Friday, January 31, 2020

Personal Budget Categories to Consider when You Start Your Budgeting Journey + 4 Simple Steps to Follow

Budget categories to consider when setting financial goals, inspired by Dave Ramsey's baby steps and envelope system.

When evaluating this space over the past year, I came across my post about 3 ways to face debt and was inspired all over again. Josh & I truly believe in budgeting, and even though we do it so imperfectly, the fact that we do it has saved us from fights & big financial mistakes. Or at least they've been kept to a minimum.

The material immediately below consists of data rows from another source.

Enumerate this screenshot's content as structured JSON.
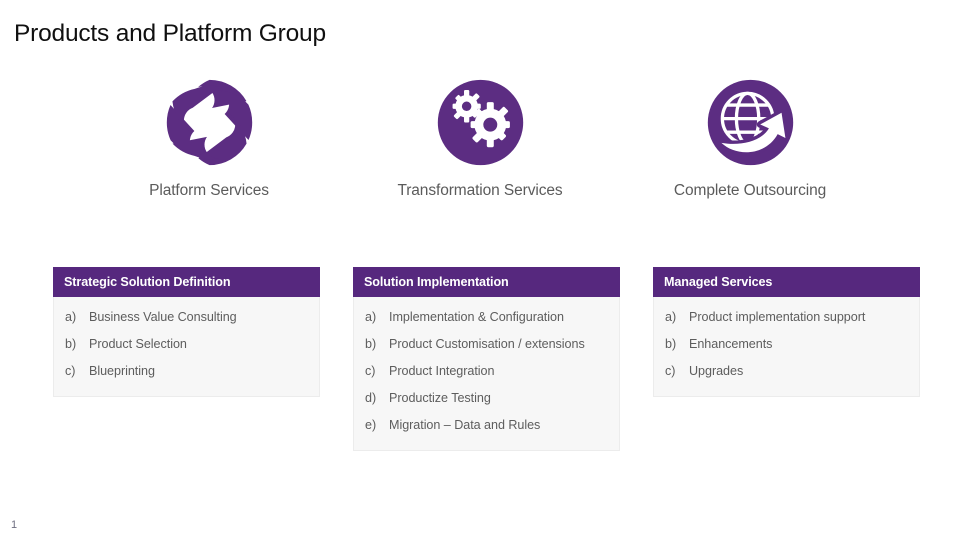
{
  "slide": {
    "title": "Products and Platform Group",
    "page_number": "1",
    "colors": {
      "header_purple": "#56287E",
      "icon_purple": "#5C2D82",
      "card_body_bg": "#F7F7F7",
      "body_text": "#5D5D5D",
      "caption_text": "#5B5B5B",
      "title_text": "#101010",
      "icon_glyph": "#FFFFFF"
    }
  },
  "pillars": [
    {
      "icon": "aperture-icon",
      "caption": "Platform Services"
    },
    {
      "icon": "gears-icon",
      "caption": "Transformation Services"
    },
    {
      "icon": "globe-arrow-icon",
      "caption": "Complete Outsourcing"
    }
  ],
  "cards": [
    {
      "header": "Strategic Solution Definition",
      "items": [
        {
          "marker": "a)",
          "text": "Business Value Consulting"
        },
        {
          "marker": "b)",
          "text": "Product Selection"
        },
        {
          "marker": "c)",
          "text": "Blueprinting"
        }
      ]
    },
    {
      "header": "Solution Implementation",
      "items": [
        {
          "marker": "a)",
          "text": "Implementation & Configuration"
        },
        {
          "marker": "b)",
          "text": "Product Customisation / extensions"
        },
        {
          "marker": "c)",
          "text": "Product Integration"
        },
        {
          "marker": "d)",
          "text": "Productize Testing"
        },
        {
          "marker": "e)",
          "text": "Migration – Data and Rules"
        }
      ]
    },
    {
      "header": "Managed Services",
      "items": [
        {
          "marker": "a)",
          "text": "Product implementation support"
        },
        {
          "marker": "b)",
          "text": "Enhancements"
        },
        {
          "marker": "c)",
          "text": "Upgrades"
        }
      ]
    }
  ]
}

Once we made the decision to get everything down on paper, to actually be grown-ups and look at our reality, it became very clear we had to make a plan. We started by sticking very closely to Dave Ramsey, who we still follow, but we've branched off here and there to meet our needs and honestly, to stay sane.

We knew we needed a budget. We started with Dave's pre-made budget form categories & customized them along the way. At the beginning of this journey, it can be so overwhelming thinking about all the things to consider. I remember just needing direction & inspiration. That's where this list comes in. If it's been a while since you've budgeted or you never have, scrolling through all of these categories should help you form your first budget. Plus, these 4 simple steps will get you on your budgeting way!

Here's what I suggest simply because it worked for us:

Outline your budget
Outline your budget with the categories that pertain to you (scroll down for an exhaustive list to work from). You can use pen/pencil & paper, download our form (be sure to check "fit to printable area" when printing), use an app like EveryDollar or Mint, or do a simple google search. There are so many FREE resources on the web to help in this area of budgeting. The biggest goal is to get your numbers on paper. You can always try different tracking methods in the future. My husband now uses a very detailed Excel spreadsheet.

Assign dollar amounts to each category
Once you've outlined your budget with various categories, assign a dollar amount to each one. First, fill in dollar amounts that don't change, like rent, car insurance, etc. and be sure to write your income in. I suggest checking your bank statements from the previous few months (you can do this online- most banks have an app for your phone as well) to see approximately how much you've spent on categories that aren't set in stone, like groceries, eating out, clothing, etc.

Zero out your budget
After every category has a dollar amount assigned, you want to make sure you're at zero dollars to keep from frivolously spending any "extra" money you have. Let's say you have $125 dollars leftover, you assign it to something. Maybe you throw it in savings for a rainy day or you buy that outfit you've had your eye on. Regardless of where you designate the money to go, just be the boss and tell it where to go.  This will ensure you don't just throw it away.

Revisit your budget
Lastly, make a plan to revisit your budget multiple times throughout the month. Post it on your fridge, set reminders on your phone, ask a friend to hold you accountable...Whatever you do, don't just leave the budget & never look at it. Our monthly budgets are our financial guide maps. We need to constantly be making sure we're on the right path, & when we veer off, we know how to get back.

Before you start, consider these...Consider these personal budget categories to reach your financial goals and start your first budget.

Now, sit down and get everything down on paper or in an app or whatever. You won't get anywhere unless you start. 

Where are you on your budgeting journey? Can you think of a category I'm missing? Thanks for stopping by, I truly appreciate it. If you use our form or any of this information, I'd love feedback. Thanks for spending part of your day here.

Not sure you're ready to start budgeting? No worries! Pin this for later, just in case. Also, the budget form & the list of budget categories.

Start you budget with these 4 simple steps to financial freedom


  1. Having a budget with categories helped me balance and understand my spending habits. It's probably the best thing a young adult can do to understand finances.

    1. Yes!!!! When we first started budgeting and I wanted an entire category for Starbucks, I knew I probably needed to get some things in check. Ha!

  2. Budgeting is something that I have never taken seriously. Your post inspires me to take steps in this direction. Thank you.

    1. Hina, that's wonderful! I'm open ears if you need any help or encouragement. Just remember, there is no one right way to do it.